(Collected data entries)
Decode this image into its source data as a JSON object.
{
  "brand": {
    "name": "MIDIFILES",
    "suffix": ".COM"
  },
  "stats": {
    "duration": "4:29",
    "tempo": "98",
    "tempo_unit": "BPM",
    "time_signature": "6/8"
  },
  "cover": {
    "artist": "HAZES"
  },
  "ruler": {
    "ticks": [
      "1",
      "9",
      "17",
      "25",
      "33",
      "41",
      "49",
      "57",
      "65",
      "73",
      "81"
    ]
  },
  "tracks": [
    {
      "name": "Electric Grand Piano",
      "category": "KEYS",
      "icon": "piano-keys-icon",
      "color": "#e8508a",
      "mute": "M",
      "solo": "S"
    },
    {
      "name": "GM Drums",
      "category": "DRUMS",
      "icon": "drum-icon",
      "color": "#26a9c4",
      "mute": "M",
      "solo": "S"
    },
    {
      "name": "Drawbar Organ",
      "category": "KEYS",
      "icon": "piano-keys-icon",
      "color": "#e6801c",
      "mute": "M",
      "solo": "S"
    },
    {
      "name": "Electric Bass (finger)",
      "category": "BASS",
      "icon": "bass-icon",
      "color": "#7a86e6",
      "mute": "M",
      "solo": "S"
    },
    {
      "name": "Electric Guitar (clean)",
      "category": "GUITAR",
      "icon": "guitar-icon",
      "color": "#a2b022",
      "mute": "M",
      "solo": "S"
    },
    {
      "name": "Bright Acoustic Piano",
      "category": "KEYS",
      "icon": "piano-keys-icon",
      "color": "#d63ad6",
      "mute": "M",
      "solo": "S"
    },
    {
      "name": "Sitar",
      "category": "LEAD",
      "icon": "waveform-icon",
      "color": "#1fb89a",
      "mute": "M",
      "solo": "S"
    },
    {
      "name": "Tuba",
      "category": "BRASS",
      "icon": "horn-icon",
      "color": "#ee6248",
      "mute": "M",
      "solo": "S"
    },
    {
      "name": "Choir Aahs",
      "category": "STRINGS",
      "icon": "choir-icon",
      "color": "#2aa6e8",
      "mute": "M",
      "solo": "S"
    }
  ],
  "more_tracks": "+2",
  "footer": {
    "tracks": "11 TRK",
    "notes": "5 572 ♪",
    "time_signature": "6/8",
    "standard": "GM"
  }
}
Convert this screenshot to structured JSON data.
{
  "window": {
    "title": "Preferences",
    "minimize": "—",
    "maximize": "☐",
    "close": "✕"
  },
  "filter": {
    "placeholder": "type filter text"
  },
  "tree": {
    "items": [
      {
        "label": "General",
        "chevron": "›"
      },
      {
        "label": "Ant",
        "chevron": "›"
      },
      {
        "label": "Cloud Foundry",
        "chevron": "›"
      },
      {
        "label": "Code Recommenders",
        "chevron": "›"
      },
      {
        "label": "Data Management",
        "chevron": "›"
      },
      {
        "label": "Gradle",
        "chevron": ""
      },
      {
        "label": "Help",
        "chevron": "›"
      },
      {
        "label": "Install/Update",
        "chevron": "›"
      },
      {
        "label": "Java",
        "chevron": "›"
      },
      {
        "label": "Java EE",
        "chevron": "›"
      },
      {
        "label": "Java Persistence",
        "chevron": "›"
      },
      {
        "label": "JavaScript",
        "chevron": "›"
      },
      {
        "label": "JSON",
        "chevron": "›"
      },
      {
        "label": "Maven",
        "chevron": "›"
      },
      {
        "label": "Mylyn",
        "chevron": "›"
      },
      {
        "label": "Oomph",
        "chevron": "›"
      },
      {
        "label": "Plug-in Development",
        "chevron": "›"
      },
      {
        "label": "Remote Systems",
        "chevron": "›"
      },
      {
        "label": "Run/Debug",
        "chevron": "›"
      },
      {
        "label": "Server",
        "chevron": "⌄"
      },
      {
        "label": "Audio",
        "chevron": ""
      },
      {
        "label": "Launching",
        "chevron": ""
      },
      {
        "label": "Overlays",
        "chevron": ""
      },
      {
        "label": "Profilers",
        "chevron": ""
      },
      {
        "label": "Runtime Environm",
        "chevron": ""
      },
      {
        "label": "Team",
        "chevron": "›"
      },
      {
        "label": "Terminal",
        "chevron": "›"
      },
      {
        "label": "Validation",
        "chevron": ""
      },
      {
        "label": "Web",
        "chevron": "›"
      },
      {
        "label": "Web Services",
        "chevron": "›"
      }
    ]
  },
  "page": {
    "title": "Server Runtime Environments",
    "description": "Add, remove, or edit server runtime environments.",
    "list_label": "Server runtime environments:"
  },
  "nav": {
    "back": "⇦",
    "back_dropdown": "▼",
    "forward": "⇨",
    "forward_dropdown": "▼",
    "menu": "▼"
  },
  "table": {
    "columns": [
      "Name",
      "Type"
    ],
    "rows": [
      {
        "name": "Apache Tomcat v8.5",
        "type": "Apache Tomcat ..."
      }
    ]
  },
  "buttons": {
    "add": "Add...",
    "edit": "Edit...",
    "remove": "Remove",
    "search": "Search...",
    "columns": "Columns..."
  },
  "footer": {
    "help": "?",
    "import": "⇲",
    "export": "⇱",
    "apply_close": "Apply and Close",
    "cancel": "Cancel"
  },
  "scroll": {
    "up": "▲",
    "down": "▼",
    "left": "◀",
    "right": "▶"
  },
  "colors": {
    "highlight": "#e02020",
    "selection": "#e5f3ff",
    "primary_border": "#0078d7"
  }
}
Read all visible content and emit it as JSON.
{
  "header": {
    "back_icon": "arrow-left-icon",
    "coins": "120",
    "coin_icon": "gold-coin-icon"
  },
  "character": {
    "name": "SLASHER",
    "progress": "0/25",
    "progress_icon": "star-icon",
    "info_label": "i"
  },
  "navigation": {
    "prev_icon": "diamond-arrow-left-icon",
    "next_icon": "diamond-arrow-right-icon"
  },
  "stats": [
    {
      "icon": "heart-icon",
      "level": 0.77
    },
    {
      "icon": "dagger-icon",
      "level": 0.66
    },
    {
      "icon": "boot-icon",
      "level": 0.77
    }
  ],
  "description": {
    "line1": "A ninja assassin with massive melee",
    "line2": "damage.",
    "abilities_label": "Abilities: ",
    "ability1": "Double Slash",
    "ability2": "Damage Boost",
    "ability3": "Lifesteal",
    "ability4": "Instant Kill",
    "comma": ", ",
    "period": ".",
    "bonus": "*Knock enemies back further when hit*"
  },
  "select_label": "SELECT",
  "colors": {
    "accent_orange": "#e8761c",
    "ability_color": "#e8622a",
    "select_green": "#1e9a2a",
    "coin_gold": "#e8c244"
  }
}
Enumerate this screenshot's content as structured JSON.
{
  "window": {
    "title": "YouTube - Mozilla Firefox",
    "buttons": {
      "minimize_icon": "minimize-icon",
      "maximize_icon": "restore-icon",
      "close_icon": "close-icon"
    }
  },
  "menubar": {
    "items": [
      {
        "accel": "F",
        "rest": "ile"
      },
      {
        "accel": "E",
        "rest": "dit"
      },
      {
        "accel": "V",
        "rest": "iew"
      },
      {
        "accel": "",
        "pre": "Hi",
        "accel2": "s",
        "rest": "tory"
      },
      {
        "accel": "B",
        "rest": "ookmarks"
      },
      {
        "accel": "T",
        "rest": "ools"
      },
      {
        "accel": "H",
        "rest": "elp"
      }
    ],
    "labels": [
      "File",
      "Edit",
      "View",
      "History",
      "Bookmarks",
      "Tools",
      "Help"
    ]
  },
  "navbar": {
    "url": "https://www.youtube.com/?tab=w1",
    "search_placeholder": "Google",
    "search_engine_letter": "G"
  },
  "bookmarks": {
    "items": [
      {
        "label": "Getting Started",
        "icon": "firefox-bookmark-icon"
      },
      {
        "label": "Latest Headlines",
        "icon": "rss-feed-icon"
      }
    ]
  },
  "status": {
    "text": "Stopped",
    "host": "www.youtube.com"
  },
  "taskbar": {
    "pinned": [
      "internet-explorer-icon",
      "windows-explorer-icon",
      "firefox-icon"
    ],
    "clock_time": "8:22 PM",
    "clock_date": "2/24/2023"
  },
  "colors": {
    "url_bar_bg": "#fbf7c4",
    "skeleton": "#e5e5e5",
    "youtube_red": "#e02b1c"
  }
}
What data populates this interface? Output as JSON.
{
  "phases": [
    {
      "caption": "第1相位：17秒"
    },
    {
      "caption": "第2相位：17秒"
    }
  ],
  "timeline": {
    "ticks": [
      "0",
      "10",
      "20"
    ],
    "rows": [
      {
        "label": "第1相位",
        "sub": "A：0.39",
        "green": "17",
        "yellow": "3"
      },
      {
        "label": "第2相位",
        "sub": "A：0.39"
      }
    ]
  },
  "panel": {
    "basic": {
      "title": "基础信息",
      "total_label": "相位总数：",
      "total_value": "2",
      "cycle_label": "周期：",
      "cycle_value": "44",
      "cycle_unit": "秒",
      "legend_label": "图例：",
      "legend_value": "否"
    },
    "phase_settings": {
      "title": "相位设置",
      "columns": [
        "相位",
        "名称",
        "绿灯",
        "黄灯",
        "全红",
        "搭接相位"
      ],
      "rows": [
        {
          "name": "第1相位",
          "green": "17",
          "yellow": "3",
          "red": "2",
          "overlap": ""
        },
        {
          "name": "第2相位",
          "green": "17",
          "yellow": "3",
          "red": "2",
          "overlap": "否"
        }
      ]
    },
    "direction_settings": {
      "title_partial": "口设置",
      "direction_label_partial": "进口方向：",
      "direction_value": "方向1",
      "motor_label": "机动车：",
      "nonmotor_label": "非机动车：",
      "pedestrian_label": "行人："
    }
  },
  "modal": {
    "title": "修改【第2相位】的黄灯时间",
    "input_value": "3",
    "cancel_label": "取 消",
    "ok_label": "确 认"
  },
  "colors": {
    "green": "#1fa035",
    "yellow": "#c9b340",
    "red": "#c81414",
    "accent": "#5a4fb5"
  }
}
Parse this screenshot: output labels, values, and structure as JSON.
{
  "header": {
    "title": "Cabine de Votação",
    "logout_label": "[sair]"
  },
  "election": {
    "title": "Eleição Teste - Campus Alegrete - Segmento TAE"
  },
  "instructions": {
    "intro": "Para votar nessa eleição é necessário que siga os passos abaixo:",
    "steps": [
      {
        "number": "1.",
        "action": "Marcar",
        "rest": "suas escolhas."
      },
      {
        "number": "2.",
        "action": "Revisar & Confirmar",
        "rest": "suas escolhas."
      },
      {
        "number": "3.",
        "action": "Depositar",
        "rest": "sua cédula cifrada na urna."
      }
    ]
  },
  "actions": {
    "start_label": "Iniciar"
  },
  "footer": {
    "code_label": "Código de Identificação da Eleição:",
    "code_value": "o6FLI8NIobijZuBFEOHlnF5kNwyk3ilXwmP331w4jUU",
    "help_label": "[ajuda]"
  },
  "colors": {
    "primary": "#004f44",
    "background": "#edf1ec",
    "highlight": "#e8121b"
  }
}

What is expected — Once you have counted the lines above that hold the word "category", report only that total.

Output below — 9